Rambling Trie: A custom Trie data structure implementation in Ruby
February 10, 2012
This post was originally published in the Rambling Labs Blog on February 10, 2012.
We’re proud to announce that our first gem is here!
rambling-trie, and it’s an implementation of the Trie data structure. A Trie is an ordered tree data structure, and it is great for managing dictionaries and for word searching and matching.
Now, to install the
rambling-trie, you can either install it manually by running:
gem install rambling-trie
Or, you can add this line to the Gemfile of your application:
To create a new Trie you can do this:
require 'rambling-trie' trie = Rambling::Trie.new
And to add a new word to the Trie, you can call this:
Or to automatically load words from a file, you can do this:
trie = Rambling::Trie.new '/path/to/dictionary'
Additionally, there’s a
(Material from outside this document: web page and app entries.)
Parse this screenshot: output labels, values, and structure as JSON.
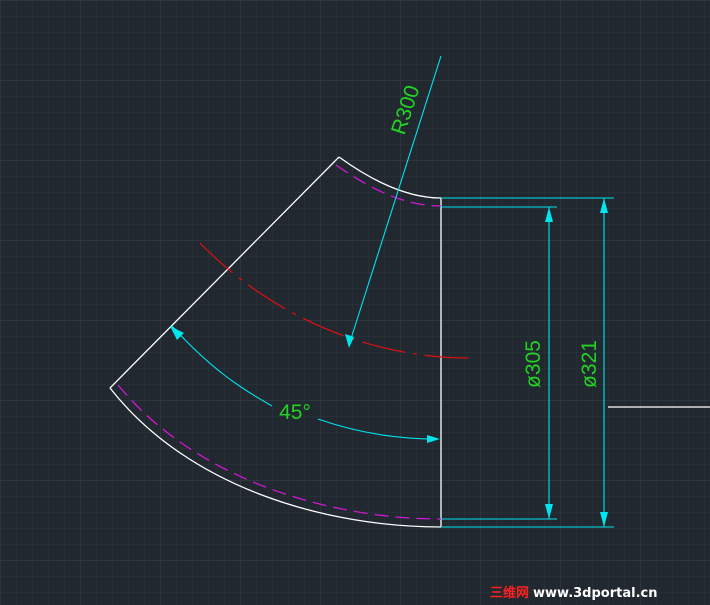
{
  "drawing": {
    "radius_label": "R300",
    "angle_label": "45°",
    "inner_diameter_label": "ø305",
    "outer_diameter_label": "ø321"
  },
  "watermark": {
    "cn": "三维网",
    "url": "www.3dportal.cn"
  },
  "colors": {
    "background": "#212830",
    "grid_minor": "#2b333c",
    "grid_major": "#39424d",
    "outline": "#ffffff",
    "dimension": "#00e5ee",
    "dim_text": "#22d422",
    "centerline": "#e01010",
    "hidden_line": "#d218d2",
    "watermark_cn": "#ff2020",
    "watermark_url": "#ffffff"
  }
}
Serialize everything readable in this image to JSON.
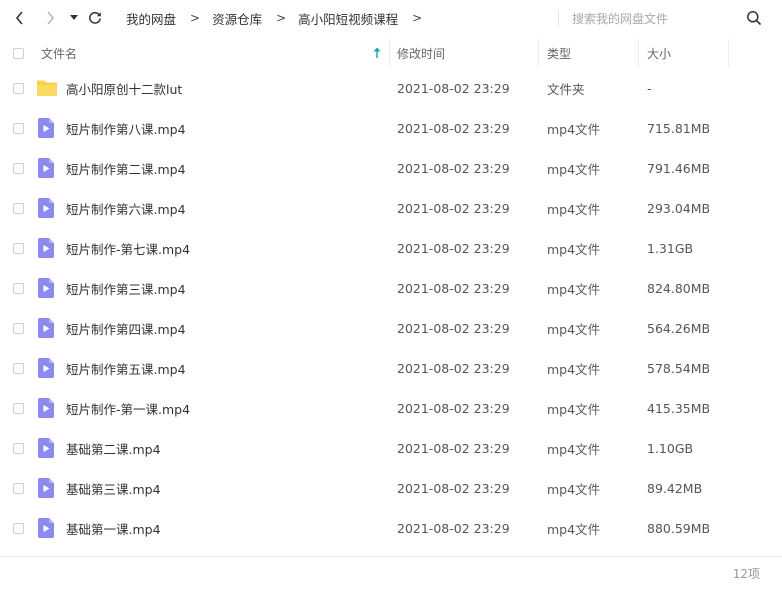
{
  "breadcrumb": [
    {
      "label": "我的网盘"
    },
    {
      "label": "资源仓库"
    },
    {
      "label": "高小阳短视频课程"
    }
  ],
  "breadcrumb_separator": ">",
  "search": {
    "placeholder": "搜索我的网盘文件"
  },
  "header": {
    "name": "文件名",
    "modified": "修改时间",
    "type": "类型",
    "size": "大小"
  },
  "rows": [
    {
      "name": "高小阳原创十二款lut",
      "date": "2021-08-02 23:29",
      "type": "文件夹",
      "size": "-",
      "icon": "folder-icon"
    },
    {
      "name": "短片制作第八课.mp4",
      "date": "2021-08-02 23:29",
      "type": "mp4文件",
      "size": "715.81MB",
      "icon": "video-file-icon"
    },
    {
      "name": "短片制作第二课.mp4",
      "date": "2021-08-02 23:29",
      "type": "mp4文件",
      "size": "791.46MB",
      "icon": "video-file-icon"
    },
    {
      "name": "短片制作第六课.mp4",
      "date": "2021-08-02 23:29",
      "type": "mp4文件",
      "size": "293.04MB",
      "icon": "video-file-icon"
    },
    {
      "name": "短片制作-第七课.mp4",
      "date": "2021-08-02 23:29",
      "type": "mp4文件",
      "size": "1.31GB",
      "icon": "video-file-icon"
    },
    {
      "name": "短片制作第三课.mp4",
      "date": "2021-08-02 23:29",
      "type": "mp4文件",
      "size": "824.80MB",
      "icon": "video-file-icon"
    },
    {
      "name": "短片制作第四课.mp4",
      "date": "2021-08-02 23:29",
      "type": "mp4文件",
      "size": "564.26MB",
      "icon": "video-file-icon"
    },
    {
      "name": "短片制作第五课.mp4",
      "date": "2021-08-02 23:29",
      "type": "mp4文件",
      "size": "578.54MB",
      "icon": "video-file-icon"
    },
    {
      "name": "短片制作-第一课.mp4",
      "date": "2021-08-02 23:29",
      "type": "mp4文件",
      "size": "415.35MB",
      "icon": "video-file-icon"
    },
    {
      "name": "基础第二课.mp4",
      "date": "2021-08-02 23:29",
      "type": "mp4文件",
      "size": "1.10GB",
      "icon": "video-file-icon"
    },
    {
      "name": "基础第三课.mp4",
      "date": "2021-08-02 23:29",
      "type": "mp4文件",
      "size": "89.42MB",
      "icon": "video-file-icon"
    },
    {
      "name": "基础第一课.mp4",
      "date": "2021-08-02 23:29",
      "type": "mp4文件",
      "size": "880.59MB",
      "icon": "video-file-icon"
    }
  ],
  "footer": {
    "count": "12项"
  },
  "colors": {
    "folder": "#f9cf4a",
    "video_file": "#8d8af0",
    "sort_arrow": "#19a6a6",
    "divider": "#ededed"
  },
  "icons": {
    "back": "chevron-left-icon",
    "forward": "chevron-right-icon",
    "history": "caret-down-icon",
    "refresh": "refresh-icon",
    "search": "search-icon",
    "sort": "sort-arrow-up-icon"
  }
}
compress! method which use a redundant node technique to compress the Trie and that ends up saving a lot of memory.
Implementing this data structure has helped us to learn a lot about performance and memory boosting on Ruby. The first drafts (version 0.0.1 and 0.0.2) came to life last Saturday, when we needed an efficient way to store and traverse a dictionary to search for valid words. In this stage, a 175K word dictionary was taking about 200MB on ruby 1.9.2 and 220MB on ruby 1.9.3. A lot of memory if you ask me.
Version 0.1.0 was a simple API change, and then came version 0.2.0 with the memory and performance boosting. We removed some unnecessary instance variables and added the
compress! method and got to these results for the same 175K word dictionary: 134MB on both ruby 1.9.2 and ruby 1.9.3.
rambling-trie has been thoroughly developed with BDD using RSpec.
It’s on a fairly stable stage right now on version 0.3.0, so you can start using it right away! Enjoy!